• _AIM OF THE EXERCISE_
Looking at the records below, please work out how many lines contain the word "owner" and give the number alone.

[Records from a dataset]
_ _ _ _ _ _ _
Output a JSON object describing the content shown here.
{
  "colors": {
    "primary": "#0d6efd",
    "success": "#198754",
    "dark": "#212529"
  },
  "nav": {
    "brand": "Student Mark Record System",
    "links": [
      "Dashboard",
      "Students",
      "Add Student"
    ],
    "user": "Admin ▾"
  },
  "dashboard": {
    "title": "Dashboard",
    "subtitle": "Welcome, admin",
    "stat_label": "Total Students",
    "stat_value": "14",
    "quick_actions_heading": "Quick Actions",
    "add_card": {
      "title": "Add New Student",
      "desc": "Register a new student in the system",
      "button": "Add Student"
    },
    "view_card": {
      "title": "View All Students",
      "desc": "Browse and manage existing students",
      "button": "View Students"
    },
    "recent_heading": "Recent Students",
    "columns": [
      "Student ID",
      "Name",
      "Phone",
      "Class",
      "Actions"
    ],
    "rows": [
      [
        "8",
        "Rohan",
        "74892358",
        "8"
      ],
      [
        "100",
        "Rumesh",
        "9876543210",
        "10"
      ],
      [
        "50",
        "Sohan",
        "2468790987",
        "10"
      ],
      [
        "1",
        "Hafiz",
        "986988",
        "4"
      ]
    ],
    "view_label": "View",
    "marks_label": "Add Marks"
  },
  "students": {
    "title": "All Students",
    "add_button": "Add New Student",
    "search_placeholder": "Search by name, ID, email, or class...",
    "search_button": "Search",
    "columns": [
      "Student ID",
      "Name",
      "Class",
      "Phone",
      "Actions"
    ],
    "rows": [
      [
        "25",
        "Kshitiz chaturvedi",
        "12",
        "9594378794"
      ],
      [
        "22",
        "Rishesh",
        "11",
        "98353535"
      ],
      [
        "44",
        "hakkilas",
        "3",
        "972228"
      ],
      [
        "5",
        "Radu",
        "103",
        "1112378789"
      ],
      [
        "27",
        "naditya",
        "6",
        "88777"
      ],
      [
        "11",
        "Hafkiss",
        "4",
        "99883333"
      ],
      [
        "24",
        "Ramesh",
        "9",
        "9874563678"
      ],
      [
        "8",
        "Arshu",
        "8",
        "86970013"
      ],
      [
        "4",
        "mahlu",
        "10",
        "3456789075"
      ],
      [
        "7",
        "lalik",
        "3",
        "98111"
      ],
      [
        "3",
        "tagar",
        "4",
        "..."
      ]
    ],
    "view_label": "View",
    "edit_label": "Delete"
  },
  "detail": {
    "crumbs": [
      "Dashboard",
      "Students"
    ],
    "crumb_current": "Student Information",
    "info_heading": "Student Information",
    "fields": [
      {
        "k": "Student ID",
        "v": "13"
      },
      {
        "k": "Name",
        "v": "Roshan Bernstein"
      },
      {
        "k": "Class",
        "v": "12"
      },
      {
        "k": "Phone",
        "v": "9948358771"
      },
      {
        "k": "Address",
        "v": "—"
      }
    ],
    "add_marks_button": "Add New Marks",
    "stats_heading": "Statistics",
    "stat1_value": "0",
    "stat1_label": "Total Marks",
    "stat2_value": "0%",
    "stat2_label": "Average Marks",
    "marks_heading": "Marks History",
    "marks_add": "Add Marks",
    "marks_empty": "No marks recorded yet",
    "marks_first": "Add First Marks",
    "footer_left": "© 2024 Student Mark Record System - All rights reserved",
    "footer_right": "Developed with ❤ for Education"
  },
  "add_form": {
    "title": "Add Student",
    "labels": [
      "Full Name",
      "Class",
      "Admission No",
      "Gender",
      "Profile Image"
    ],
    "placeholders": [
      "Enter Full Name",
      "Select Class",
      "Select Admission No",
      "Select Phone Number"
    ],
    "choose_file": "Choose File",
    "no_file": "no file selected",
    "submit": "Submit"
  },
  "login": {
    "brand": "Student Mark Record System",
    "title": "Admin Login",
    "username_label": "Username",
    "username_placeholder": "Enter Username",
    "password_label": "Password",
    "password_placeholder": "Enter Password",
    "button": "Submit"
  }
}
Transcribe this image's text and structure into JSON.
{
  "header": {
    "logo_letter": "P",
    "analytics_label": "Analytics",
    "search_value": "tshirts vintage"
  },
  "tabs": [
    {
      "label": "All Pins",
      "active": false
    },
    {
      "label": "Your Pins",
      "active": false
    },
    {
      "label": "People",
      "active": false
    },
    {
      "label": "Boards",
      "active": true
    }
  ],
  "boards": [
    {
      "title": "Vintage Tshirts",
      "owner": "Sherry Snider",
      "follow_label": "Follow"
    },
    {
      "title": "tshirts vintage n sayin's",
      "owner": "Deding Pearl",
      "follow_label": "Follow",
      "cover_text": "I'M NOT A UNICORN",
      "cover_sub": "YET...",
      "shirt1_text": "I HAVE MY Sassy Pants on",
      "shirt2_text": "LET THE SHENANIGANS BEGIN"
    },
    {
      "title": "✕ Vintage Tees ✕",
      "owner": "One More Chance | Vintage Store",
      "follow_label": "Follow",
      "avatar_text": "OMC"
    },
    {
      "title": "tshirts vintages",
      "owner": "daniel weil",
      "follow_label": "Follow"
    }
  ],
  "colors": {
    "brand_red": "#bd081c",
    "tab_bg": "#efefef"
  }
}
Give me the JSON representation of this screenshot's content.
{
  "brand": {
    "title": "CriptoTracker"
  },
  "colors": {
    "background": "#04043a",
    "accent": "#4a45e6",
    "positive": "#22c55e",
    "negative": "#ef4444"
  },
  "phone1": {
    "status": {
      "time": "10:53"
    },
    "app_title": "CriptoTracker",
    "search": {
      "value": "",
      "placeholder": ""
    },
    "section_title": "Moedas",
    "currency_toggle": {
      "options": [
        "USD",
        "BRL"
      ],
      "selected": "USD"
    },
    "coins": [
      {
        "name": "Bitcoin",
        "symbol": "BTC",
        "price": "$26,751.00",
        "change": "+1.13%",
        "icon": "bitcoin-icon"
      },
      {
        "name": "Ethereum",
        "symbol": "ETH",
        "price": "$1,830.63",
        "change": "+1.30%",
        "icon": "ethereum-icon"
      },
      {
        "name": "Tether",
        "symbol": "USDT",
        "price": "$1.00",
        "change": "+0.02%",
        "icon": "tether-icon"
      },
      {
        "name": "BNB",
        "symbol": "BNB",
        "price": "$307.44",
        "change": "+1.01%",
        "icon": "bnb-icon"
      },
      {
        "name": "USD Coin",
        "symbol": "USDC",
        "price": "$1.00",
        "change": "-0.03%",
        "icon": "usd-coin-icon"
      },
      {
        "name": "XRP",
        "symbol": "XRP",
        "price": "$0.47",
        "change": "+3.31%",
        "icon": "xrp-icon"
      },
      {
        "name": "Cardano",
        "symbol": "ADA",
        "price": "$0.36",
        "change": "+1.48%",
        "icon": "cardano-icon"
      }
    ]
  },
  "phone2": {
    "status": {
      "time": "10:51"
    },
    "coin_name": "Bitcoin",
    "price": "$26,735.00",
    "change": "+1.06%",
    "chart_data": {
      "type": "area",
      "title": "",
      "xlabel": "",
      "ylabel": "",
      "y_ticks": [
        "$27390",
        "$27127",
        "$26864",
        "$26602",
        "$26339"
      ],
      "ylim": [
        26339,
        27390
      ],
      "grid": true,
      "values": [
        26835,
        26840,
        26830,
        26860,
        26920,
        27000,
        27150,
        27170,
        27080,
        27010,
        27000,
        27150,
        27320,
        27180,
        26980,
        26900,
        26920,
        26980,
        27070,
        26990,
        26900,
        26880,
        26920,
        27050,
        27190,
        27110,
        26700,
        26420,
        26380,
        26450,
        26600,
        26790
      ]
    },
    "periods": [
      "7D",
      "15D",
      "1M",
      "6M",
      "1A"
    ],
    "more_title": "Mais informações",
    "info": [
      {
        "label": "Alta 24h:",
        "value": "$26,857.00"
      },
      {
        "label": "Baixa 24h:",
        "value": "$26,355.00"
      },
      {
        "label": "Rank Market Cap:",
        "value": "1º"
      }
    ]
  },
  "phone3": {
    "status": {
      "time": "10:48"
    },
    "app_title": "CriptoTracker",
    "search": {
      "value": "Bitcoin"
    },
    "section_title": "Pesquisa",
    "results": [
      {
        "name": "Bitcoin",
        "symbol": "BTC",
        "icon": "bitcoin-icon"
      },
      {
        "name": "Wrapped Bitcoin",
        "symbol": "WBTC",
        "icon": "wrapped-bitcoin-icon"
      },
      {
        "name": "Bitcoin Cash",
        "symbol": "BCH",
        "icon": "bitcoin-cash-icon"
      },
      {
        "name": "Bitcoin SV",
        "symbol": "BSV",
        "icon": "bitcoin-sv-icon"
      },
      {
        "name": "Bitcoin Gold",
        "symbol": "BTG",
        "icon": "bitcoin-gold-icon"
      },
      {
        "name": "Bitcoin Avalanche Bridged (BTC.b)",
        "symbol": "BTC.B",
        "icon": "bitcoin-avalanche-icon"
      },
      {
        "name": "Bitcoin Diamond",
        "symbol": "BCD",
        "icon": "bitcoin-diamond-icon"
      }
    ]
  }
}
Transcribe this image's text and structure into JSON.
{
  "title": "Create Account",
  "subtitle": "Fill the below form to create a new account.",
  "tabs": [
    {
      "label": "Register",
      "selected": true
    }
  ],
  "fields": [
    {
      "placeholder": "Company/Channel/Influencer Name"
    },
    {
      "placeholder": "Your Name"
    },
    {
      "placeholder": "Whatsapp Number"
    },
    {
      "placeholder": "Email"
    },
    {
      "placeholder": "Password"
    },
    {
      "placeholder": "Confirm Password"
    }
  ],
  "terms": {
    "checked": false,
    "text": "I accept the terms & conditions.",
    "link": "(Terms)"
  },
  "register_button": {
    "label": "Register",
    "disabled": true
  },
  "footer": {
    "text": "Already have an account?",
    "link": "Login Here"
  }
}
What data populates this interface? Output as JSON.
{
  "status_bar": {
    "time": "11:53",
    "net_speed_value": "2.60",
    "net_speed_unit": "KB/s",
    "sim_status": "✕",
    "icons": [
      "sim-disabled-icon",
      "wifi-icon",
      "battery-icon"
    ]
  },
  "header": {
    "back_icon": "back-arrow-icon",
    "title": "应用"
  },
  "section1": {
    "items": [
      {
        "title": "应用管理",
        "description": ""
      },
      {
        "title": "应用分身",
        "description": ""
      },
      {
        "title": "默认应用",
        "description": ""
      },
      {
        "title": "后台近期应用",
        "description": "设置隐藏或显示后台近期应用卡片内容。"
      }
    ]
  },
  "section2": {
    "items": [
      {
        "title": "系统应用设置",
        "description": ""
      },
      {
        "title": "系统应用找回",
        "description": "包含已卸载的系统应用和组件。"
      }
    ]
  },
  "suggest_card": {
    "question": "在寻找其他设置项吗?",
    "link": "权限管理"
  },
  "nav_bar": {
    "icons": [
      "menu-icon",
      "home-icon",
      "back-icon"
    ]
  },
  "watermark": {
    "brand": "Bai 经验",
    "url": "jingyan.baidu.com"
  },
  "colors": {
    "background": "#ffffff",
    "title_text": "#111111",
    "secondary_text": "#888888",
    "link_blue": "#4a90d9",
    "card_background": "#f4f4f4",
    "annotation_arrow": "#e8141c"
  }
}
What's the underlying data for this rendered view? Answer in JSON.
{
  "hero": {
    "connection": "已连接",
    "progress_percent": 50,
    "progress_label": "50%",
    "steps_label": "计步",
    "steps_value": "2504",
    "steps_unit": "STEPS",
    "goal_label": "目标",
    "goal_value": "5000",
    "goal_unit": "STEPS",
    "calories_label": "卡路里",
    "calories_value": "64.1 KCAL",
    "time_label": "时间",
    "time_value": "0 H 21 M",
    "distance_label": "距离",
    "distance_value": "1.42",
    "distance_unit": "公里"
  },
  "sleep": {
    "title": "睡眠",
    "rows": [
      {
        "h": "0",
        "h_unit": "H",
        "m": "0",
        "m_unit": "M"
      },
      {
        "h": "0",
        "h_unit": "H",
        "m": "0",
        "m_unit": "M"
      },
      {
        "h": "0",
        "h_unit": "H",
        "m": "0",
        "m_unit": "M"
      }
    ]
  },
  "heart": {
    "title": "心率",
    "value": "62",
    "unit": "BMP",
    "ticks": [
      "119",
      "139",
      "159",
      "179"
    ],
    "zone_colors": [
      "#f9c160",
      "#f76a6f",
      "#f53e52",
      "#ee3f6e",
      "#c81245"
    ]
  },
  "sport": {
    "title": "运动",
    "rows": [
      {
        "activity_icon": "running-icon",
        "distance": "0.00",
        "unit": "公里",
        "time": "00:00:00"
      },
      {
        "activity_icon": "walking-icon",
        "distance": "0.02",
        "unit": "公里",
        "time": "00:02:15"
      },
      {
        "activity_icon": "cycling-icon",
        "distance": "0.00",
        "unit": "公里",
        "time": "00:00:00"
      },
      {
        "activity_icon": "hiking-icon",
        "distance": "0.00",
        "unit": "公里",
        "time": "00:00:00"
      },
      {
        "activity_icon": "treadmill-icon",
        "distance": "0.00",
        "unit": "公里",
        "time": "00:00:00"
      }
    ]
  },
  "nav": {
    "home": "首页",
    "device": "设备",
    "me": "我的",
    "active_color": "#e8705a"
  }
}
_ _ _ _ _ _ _
• _SOLUTION TO THE EXERCISE_
4